### [Supplied entries]
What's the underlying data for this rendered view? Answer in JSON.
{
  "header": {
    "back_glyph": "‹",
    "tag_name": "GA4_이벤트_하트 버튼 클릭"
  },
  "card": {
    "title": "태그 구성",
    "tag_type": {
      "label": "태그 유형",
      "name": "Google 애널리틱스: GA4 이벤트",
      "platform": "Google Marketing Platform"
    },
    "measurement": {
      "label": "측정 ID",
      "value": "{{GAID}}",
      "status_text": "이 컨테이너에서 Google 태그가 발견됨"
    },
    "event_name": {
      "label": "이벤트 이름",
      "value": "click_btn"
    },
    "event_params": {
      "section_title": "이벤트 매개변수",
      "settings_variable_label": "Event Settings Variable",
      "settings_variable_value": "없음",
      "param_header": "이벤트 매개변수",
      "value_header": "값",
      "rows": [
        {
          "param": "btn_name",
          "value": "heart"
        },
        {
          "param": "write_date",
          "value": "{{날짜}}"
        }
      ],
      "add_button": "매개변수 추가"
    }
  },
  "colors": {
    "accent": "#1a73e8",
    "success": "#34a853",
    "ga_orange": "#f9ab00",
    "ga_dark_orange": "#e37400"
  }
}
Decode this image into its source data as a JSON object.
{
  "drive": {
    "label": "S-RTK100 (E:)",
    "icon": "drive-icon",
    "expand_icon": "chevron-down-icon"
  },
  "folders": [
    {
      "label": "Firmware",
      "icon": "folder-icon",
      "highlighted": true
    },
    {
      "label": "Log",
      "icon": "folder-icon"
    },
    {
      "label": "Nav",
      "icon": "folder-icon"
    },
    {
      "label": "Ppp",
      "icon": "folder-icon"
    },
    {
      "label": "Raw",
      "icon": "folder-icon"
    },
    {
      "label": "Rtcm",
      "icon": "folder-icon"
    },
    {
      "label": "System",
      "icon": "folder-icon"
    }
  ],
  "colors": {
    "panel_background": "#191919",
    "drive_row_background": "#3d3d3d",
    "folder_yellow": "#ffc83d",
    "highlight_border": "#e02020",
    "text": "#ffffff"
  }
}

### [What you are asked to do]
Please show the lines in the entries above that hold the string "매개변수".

### [Problem solution]
      "section_title": "이벤트 매개변수",
      "param_header": "이벤트 매개변수",
      "add_button": "매개변수 추가"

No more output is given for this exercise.